* _ASSIGNED TASK_
Whenever a line below mentions the word "Windows", that line should be copied.

———

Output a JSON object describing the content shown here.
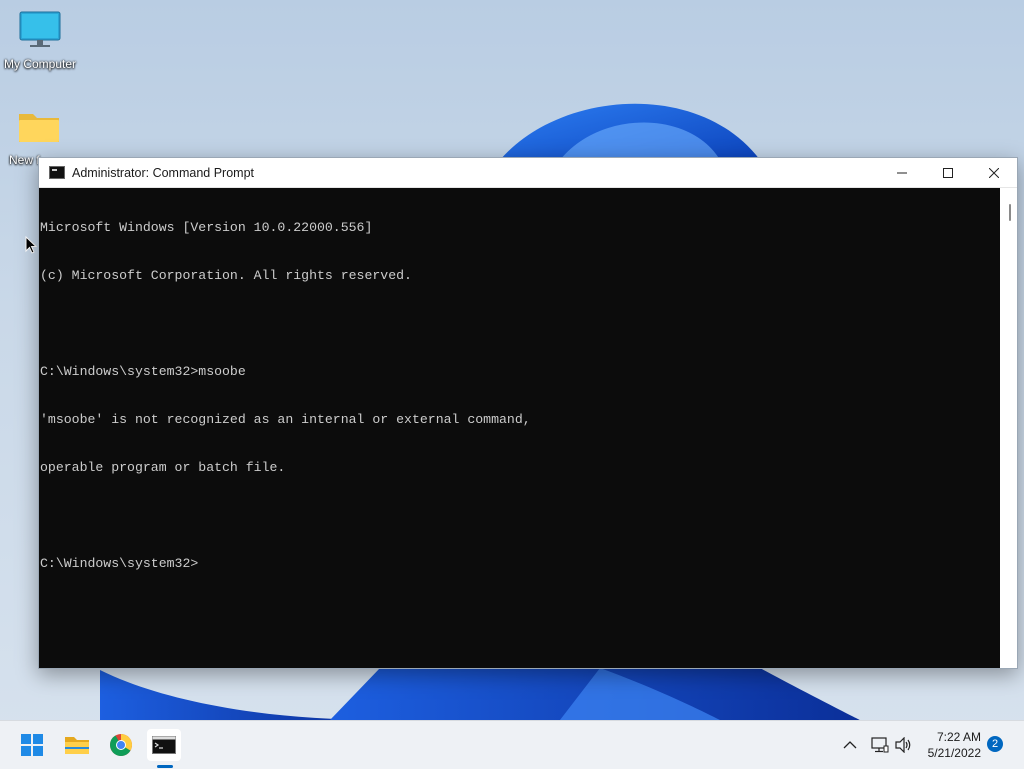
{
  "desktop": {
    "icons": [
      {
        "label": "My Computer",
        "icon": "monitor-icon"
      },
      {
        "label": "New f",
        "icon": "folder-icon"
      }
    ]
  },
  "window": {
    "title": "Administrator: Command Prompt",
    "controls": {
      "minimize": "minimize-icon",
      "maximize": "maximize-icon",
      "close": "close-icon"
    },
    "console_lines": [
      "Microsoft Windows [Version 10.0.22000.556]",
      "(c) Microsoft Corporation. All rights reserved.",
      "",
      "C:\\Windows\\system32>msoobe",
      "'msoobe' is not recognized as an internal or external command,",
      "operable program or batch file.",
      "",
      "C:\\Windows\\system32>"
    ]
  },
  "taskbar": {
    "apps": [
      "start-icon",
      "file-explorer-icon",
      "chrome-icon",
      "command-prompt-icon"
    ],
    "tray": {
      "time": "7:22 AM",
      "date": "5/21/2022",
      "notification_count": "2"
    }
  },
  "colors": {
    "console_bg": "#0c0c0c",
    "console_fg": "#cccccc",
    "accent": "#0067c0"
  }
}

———

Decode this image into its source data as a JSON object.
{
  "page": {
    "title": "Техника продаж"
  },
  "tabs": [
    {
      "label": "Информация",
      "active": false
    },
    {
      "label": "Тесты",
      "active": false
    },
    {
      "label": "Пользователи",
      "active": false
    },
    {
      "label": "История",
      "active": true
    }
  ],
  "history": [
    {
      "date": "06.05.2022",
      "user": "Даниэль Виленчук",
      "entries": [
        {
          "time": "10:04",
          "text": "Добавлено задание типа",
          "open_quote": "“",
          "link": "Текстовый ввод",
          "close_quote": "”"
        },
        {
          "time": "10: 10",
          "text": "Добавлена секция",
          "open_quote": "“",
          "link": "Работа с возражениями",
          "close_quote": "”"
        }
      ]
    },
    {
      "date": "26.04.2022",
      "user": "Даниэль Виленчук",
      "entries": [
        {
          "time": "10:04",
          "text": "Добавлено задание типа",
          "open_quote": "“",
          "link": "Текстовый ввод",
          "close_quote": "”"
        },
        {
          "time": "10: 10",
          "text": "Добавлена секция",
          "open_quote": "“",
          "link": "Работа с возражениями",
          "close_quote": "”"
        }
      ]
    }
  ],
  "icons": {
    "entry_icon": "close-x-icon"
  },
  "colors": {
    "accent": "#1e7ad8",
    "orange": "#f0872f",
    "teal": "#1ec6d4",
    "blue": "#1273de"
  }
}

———

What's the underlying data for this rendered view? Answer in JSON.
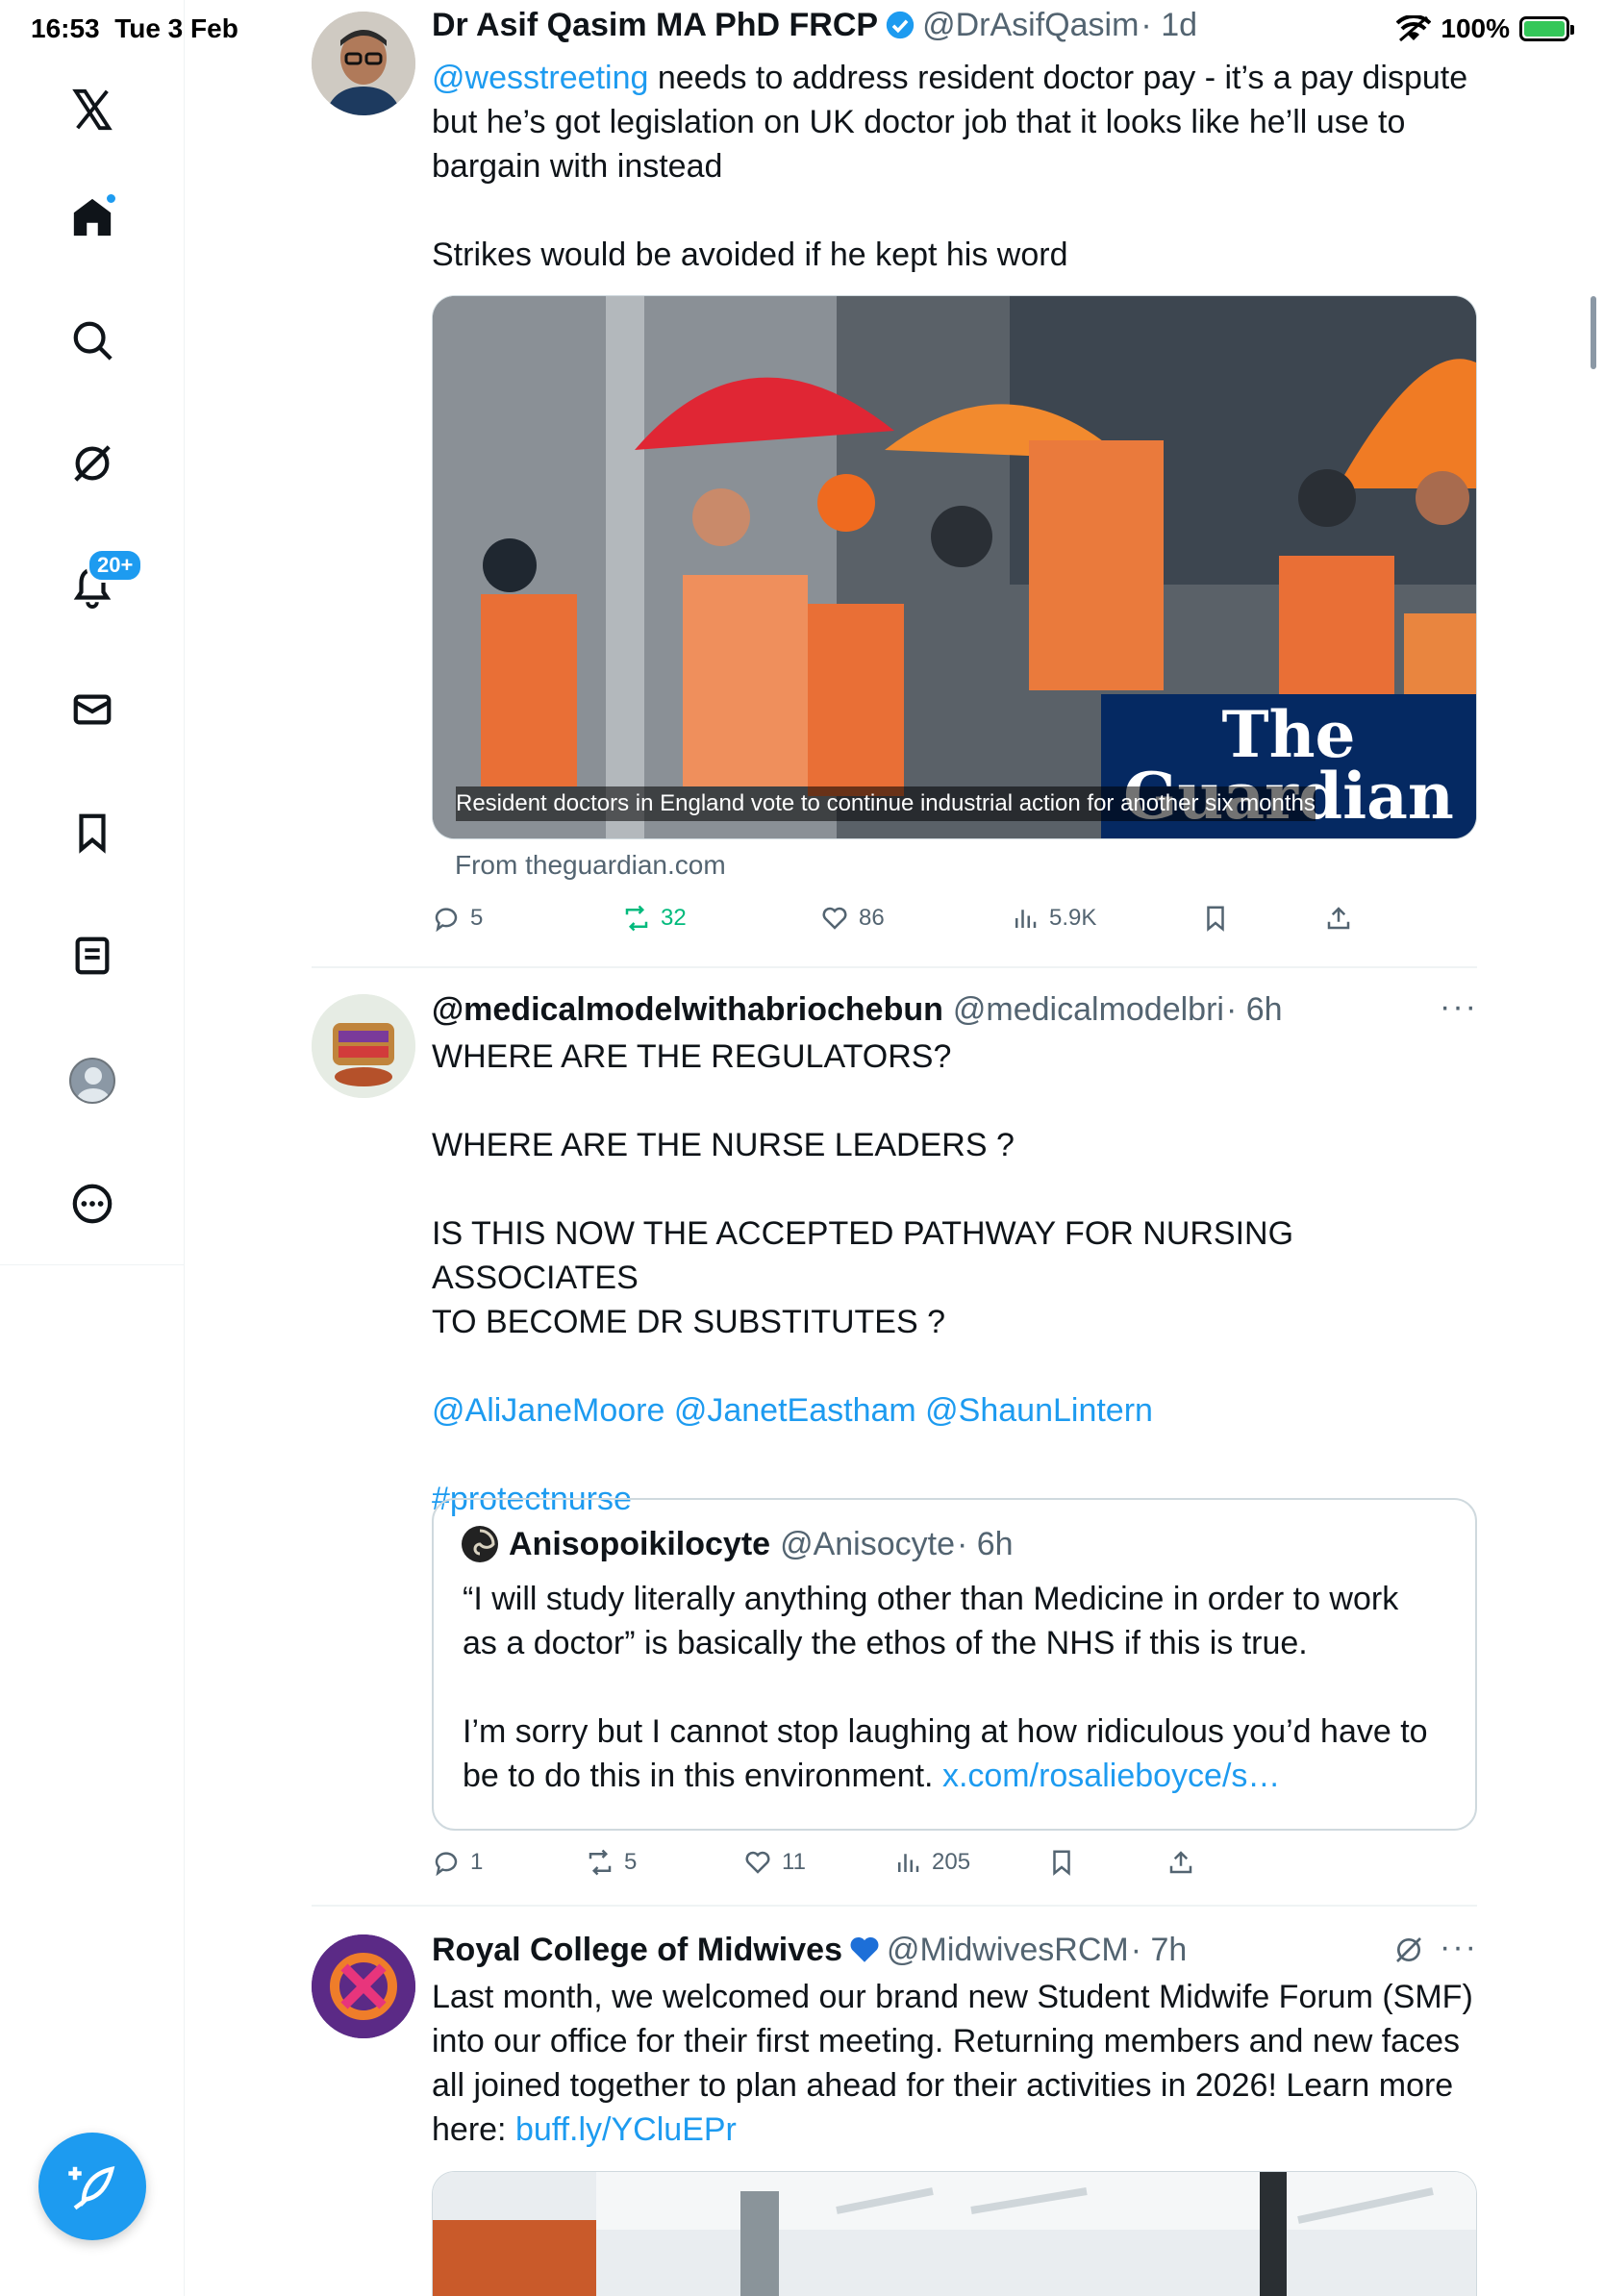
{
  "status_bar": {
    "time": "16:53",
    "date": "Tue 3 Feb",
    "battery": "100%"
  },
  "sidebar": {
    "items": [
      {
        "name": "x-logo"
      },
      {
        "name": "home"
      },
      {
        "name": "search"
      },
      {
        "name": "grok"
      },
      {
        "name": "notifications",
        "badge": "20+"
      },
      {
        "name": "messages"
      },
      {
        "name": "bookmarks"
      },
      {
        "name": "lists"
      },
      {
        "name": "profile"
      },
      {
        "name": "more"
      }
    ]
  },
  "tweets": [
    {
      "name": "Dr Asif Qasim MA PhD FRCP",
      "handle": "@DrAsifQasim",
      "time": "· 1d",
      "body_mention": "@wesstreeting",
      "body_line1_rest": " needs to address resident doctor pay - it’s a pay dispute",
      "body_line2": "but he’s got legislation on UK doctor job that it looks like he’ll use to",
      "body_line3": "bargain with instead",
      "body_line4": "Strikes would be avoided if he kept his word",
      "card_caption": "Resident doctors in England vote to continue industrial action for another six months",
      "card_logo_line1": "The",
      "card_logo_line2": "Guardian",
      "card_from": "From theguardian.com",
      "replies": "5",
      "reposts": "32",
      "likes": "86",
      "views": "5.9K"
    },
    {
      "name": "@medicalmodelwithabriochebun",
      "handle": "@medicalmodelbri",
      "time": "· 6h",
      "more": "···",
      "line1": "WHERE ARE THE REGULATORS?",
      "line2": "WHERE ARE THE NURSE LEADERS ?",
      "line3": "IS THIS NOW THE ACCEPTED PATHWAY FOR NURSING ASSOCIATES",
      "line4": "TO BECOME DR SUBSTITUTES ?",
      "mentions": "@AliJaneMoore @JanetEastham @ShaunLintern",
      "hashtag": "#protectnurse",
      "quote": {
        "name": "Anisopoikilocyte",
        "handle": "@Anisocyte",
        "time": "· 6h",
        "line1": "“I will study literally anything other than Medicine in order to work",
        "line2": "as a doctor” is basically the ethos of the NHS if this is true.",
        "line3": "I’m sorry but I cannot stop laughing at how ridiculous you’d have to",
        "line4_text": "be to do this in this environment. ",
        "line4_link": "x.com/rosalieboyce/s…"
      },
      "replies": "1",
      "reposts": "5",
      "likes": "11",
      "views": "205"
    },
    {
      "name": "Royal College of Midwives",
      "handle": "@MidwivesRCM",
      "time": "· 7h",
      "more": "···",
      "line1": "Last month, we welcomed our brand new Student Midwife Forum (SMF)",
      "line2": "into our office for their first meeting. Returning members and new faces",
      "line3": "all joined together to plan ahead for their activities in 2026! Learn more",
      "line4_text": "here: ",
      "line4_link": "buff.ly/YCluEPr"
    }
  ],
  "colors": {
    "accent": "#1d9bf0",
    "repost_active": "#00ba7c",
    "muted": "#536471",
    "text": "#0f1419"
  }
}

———

* _WRITTEN ANSWER_
      "Microsoft Windows [Version 10.0.22000.556]",
      "C:\\Windows\\system32>msoobe",
      "C:\\Windows\\system32>"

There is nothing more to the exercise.